 A.R.S. § 43-1011(C).
 A.R.S. § 43-1041(H).
 A.R.S. § 43-1043(D).
 A.C.A. § 26-51-201(d).
 A.C.A. § 26-51-501(d).
 Cal. Rev. & Tax. Code § 17041(h).
 Cal. Rev. & Tax. Code § 17073.5(d).
 Cal. Rev. & Tax. Code § 17054(i).
 C.R.S.A. § 39-22-104.
 I.C. § 63-3024.
 35 ILCS 5/204(d-5).
 The new base year will be the year in which the contingent clauses take effect, which is to be determined by tax triggers. See Jared Walczak, “What’s in the Iowa Tax Reform Package,” Tax Foundation, May 9, 2018, https://taxfoundation.org/whats-iowa-tax-reform-package/.
 I.C.A. § 422.21(5).
 I.C.A. § 422.4(1).
 KRS § 141.081(2).
 It does allow for modest substitution within categories.
 Michael Ng and David Wessel, “The Hutchins Center Explains: The Chained CPI,” The Brookings Institute, Dec. 7, 2017, https://www.brookings.edu/blog/up-front/2017/12/07/the-hutchins-center-explains-the-chained-cpi/.
 36 M.R.S.A. § 5403(1).
 MD Code, Tax – General, § 10-217(d).
 MCL 206.30(7).
 M.S.A. §§ 290.0132(26f) and 270C.22.
 M.S.A. § 290.1021.
 V.A.M.S. 143.011(4-5).
 MCA 15-30-2101(11) and -2103(2).
 MCA 15-30-2132(2).
 MCA 15-30-2114(6).
 Neb.Rev.St. § 77-2715.03(3).
 Neb.Rev.St. § 77-2716.01(3)(b).
 Neb.Rev.St. § 77-2716.01(1)(b).
 N. M. S. A. 1978, § 7-2-2(N)(1).
 N.D. Cent. Code § 57-38-30.3(1)(g).
 R.C. § 5747.025(C).
 R.C. § 5747.02(A)(4)(b)(5).
 O.R.S. § 316.037(1).
 O.R.S. § 316.085(3).
 O.R.S. § 316.695(3)(f).

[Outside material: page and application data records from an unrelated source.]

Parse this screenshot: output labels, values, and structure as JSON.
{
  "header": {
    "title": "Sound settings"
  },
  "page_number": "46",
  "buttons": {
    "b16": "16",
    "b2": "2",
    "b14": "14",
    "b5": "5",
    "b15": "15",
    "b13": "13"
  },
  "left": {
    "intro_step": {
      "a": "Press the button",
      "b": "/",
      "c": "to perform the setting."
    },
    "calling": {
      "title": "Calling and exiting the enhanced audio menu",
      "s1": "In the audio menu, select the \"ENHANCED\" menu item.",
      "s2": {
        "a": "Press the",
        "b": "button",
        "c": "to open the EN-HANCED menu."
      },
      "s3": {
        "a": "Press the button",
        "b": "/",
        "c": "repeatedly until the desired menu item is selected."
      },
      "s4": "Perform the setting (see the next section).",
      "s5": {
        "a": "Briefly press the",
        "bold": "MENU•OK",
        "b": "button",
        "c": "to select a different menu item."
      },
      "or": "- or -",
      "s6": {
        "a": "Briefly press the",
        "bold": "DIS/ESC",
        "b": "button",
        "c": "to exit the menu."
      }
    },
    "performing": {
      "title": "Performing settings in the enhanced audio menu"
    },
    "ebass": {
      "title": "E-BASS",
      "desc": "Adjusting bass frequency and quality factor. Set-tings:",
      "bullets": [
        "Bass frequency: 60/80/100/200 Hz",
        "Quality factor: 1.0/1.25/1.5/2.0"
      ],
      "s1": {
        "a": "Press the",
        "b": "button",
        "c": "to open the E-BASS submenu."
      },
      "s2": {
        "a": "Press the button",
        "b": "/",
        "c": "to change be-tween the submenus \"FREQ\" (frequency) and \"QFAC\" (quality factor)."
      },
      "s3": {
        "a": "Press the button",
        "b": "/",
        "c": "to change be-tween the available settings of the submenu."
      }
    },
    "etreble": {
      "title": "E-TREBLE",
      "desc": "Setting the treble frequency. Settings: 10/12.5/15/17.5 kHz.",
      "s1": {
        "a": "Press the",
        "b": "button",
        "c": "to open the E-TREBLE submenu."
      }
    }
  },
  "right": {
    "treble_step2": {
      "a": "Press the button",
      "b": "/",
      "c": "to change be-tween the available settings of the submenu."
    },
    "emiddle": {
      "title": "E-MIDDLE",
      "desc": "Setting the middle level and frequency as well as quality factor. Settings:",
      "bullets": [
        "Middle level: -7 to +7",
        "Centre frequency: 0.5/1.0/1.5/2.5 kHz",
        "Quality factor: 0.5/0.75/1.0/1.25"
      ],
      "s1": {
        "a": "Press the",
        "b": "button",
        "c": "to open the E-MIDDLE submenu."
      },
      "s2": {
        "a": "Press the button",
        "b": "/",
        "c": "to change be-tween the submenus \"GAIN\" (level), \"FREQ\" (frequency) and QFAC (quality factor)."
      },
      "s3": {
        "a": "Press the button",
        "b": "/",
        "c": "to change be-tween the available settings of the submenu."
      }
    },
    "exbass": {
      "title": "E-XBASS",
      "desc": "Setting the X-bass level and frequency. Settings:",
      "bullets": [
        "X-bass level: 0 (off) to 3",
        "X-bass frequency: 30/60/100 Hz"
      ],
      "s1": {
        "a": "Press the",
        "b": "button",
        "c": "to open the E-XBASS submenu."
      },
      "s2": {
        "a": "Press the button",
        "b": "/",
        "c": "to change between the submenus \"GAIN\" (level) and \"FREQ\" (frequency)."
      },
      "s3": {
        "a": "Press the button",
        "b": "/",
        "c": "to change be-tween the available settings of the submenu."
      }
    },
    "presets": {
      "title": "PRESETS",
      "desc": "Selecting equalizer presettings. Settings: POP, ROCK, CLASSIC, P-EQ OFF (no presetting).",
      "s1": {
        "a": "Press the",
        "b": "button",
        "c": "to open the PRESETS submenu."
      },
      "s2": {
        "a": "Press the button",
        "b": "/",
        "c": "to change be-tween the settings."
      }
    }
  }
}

 Gen.Laws 1956, § 44-30-2.6.
 Gen.Laws 1956, § 44-30-2.6(c)(2)(C)(7).
 Gen.Laws 1956, § 44-30-2.6(c)(2)(E)(3).
 Code 1976 § 12-6-520.
 Code 1976 § 12-6-1140(13).
 U.C.A. 1953 § 59-10-1018(2).
 32 V.S.A. § 5811(21)(C)(iv).
 32 V.S.A. § 5822(b)(2).
 W.S.A. § 71.05(22)(dt).
 W.S.A. 71.06(2e).
 DC ST § 47-1801.04.